Rachel Hanks is great as another one of Ibsen's desperate out-of-town visitors, as Theá here (Kristine Linde in 2017's A Doll's House). And her nervous, provincial earnestness explodes into gripping hysteria when the story is pushed to its incredible heights. John Reidy surprisingly avoids melodrama in closing a web around them all, even in his black hat and cape. He is merely charming and seemingly kind, quite an achievement given the underpinnings of the story. And Stephen Pierick is Løvborg, first sober and smoldering, and later shaken and desperate and ruined. Every writer should see this show, every chance they get, for its economy and startling crises: jutting like the Dolomites (a honeymoon destination not mentioned in this version). Ibsen, however, still seems to know what we are thinking, and always three steps ahead.

There's a fine, rare appearance from Suzanne Greenwald (as Tesman's childhood maid), and she and confident Jan Niehoff (as his missionary-spirited maiden aunt) set the stage for the young couple, who are slowly rising from their honeymoon abroad at the outset. It's hard to believe it all takes place in a 24-hour span.
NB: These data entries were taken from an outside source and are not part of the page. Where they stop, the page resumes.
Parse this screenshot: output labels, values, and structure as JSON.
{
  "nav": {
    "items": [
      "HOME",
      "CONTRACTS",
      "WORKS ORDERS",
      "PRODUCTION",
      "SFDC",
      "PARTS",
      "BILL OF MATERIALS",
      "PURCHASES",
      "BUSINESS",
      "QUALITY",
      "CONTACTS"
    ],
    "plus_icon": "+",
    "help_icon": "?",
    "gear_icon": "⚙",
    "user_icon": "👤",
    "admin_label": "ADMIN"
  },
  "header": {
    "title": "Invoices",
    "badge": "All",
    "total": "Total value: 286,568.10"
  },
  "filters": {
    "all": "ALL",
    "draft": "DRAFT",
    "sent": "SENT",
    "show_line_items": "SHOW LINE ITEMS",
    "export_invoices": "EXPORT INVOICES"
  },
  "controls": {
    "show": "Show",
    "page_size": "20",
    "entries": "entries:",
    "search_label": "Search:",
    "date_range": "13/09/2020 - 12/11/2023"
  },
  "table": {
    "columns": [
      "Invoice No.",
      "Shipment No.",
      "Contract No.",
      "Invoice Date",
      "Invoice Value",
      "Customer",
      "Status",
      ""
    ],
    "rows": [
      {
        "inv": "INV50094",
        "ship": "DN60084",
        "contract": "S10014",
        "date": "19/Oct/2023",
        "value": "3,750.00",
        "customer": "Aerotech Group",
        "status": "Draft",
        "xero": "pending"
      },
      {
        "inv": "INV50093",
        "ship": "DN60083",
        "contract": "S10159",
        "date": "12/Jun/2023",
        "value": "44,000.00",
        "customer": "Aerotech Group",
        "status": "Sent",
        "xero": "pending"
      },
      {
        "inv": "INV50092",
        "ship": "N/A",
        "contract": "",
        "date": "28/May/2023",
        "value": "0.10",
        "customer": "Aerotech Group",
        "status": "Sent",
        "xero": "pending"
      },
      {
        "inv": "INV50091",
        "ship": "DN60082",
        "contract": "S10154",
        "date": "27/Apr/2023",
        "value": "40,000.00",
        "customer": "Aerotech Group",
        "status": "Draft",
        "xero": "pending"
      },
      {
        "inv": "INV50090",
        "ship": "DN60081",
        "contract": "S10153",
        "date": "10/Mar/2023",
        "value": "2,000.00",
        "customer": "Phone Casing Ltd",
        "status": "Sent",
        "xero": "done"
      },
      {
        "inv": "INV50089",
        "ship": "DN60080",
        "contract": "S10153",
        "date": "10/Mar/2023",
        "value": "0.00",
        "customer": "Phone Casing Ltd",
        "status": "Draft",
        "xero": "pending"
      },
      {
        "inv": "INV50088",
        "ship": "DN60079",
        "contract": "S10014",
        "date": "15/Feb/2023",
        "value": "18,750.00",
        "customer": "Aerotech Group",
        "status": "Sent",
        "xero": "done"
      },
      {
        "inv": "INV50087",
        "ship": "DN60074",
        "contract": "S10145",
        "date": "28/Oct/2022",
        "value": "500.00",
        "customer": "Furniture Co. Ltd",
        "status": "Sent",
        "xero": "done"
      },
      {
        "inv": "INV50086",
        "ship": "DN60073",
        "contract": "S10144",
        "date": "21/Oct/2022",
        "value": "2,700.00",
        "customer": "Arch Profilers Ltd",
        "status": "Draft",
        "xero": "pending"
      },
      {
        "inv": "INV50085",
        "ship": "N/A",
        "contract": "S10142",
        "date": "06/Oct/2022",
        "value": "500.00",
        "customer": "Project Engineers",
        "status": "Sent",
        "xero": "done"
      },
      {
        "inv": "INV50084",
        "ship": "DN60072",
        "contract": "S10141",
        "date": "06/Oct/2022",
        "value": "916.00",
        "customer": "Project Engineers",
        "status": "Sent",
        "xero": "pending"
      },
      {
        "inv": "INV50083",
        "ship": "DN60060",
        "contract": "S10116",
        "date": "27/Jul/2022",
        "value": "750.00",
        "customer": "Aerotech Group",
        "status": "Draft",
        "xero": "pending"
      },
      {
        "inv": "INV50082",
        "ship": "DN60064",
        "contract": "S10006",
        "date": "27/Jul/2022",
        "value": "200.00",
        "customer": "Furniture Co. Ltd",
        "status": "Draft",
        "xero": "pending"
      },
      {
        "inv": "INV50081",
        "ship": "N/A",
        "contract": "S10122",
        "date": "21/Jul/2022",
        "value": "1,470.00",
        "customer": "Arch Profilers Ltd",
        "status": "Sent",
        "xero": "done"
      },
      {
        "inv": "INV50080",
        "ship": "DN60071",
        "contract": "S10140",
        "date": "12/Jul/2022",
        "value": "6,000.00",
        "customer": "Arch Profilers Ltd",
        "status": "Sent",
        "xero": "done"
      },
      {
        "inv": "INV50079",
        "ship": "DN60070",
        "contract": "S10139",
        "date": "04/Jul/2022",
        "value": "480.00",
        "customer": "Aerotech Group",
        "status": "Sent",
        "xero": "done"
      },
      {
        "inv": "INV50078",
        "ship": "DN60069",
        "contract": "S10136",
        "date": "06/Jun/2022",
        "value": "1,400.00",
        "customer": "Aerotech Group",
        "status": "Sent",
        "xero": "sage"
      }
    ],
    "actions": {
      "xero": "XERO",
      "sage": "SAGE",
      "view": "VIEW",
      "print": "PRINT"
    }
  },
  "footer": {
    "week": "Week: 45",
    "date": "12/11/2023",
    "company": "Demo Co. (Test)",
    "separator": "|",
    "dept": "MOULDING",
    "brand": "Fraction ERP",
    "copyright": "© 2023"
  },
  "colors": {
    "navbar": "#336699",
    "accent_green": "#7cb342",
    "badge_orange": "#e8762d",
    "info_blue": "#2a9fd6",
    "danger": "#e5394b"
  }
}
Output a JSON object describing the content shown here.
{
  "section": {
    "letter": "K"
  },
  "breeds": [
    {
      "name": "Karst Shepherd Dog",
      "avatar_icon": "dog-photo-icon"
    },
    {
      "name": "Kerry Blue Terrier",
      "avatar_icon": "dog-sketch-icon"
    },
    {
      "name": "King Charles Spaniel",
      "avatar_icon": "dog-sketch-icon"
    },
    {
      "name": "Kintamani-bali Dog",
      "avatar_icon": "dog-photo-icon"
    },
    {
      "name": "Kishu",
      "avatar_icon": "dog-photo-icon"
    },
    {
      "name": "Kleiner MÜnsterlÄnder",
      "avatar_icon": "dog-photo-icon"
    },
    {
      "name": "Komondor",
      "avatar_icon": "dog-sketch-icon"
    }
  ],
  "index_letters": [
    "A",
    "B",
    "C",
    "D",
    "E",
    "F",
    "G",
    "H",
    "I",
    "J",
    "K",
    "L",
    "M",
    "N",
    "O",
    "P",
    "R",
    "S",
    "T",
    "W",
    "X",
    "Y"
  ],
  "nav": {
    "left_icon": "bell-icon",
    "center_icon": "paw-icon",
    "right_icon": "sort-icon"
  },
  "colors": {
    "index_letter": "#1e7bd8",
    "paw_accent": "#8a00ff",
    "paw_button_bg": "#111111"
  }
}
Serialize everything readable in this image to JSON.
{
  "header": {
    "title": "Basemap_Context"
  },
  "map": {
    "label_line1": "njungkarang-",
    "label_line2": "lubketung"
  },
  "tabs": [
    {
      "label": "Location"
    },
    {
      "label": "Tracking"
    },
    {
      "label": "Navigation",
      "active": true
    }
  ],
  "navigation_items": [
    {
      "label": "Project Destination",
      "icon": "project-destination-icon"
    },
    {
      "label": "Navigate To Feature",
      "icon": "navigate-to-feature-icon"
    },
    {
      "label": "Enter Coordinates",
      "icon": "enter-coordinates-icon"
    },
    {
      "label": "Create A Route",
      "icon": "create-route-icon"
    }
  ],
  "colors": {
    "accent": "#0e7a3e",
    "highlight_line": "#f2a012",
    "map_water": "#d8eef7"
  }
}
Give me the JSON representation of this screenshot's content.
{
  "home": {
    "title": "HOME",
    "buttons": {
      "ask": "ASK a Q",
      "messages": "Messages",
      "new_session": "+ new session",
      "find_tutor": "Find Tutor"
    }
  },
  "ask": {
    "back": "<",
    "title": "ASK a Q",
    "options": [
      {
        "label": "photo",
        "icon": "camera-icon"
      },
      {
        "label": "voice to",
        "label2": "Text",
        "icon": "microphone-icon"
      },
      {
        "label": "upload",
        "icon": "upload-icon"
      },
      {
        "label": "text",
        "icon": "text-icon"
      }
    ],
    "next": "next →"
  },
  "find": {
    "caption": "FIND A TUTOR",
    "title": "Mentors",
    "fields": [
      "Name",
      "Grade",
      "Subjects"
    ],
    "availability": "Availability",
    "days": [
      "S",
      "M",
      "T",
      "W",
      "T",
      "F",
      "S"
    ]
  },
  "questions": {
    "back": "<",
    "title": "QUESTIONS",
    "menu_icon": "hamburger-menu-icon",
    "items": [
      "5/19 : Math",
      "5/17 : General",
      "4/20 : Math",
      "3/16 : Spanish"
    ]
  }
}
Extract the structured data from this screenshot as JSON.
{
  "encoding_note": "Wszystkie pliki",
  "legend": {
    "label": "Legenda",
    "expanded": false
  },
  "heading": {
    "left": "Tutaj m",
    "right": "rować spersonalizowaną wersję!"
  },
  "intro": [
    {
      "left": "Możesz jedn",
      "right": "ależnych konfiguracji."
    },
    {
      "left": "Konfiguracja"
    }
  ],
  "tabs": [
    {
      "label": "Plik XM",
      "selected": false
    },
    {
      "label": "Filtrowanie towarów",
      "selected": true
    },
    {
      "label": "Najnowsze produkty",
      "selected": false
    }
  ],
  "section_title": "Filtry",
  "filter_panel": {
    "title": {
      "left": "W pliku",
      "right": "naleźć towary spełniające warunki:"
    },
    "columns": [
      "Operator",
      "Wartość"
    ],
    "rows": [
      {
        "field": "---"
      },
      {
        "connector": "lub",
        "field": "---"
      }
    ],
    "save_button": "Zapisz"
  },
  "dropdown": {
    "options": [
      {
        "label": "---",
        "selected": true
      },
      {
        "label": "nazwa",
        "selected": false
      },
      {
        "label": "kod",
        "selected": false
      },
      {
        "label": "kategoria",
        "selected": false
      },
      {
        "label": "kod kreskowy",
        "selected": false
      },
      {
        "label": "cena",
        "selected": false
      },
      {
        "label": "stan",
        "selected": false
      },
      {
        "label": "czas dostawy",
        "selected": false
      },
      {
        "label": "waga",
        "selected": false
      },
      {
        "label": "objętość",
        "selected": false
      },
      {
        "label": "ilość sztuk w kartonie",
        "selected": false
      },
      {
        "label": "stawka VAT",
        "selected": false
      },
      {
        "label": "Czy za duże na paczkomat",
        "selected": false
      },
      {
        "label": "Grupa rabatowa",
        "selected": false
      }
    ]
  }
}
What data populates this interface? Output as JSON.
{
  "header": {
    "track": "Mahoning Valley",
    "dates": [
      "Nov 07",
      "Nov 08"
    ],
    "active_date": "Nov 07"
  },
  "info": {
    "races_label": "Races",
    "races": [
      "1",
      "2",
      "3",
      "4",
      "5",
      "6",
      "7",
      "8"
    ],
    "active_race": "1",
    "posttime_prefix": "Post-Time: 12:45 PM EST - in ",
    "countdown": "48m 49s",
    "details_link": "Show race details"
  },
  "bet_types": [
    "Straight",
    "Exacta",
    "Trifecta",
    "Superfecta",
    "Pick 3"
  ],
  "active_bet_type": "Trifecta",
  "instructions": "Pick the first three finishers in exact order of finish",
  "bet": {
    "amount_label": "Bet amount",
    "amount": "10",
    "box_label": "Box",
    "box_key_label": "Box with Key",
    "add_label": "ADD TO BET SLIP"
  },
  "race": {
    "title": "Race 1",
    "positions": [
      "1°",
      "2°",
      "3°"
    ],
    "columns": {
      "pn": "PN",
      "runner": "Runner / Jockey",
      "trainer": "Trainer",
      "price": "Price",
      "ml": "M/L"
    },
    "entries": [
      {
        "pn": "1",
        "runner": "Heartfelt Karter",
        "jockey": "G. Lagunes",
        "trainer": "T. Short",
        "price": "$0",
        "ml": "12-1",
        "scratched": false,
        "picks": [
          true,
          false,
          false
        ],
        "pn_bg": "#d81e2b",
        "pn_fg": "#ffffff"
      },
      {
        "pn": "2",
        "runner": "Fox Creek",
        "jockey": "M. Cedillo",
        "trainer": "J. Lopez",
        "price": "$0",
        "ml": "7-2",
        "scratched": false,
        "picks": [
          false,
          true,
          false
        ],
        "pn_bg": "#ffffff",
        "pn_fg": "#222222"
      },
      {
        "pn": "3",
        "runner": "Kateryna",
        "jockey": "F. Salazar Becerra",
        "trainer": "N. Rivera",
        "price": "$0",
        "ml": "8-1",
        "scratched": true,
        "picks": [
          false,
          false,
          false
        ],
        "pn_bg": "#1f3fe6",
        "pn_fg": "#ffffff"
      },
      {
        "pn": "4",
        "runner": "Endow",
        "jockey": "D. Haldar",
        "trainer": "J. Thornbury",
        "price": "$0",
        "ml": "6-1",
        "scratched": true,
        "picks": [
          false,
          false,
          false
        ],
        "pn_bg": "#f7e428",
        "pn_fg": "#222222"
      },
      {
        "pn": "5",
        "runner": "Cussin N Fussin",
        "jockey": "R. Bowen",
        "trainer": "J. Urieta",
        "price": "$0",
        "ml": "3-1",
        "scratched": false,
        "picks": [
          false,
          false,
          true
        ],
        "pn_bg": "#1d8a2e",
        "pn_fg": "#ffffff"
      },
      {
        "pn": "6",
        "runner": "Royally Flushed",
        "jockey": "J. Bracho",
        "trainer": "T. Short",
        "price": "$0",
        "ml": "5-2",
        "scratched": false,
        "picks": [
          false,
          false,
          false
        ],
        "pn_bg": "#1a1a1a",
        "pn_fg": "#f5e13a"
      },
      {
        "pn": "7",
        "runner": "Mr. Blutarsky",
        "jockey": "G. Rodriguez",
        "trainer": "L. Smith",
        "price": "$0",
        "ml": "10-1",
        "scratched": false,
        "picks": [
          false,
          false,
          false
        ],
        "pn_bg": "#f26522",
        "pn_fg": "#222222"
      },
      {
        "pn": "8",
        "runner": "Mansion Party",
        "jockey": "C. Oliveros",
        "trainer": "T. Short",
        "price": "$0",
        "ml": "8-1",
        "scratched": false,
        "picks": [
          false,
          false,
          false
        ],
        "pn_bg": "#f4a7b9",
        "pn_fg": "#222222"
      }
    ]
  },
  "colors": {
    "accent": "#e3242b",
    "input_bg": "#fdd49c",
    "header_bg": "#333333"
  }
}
But not so hard to believe that people will always see and hear as they please.

Hedda Gabler, through June 23, 2018, at the Tower Grove Abbey, 2336 Tennessee Ave., St. Louis MO. For more information visit

The Cast (in order of appearance):
Berte: Suzanne Greenwald
Juliana Tesman: Jan Niehoff
Jorgen Tesman: Ben Ritchie
Hedda Tesman: Nicole Angeli
Theá Elvsted: Rachel Hanks
Judge Brack: John Reidy
Ejlert Løvborg: Stephen Peirick

Artistic Staff:
Director: Gary F. Bell
Associate Artistic Director: Justin Been
Production Manager: Robert M. Kapeller
Scenic Designer: Miles Bledsoe
Costume Designer: Amy Hopkins
Hair and Makeup Designer: Miles Bledsoe
Lighting Designer: Tyler Duenow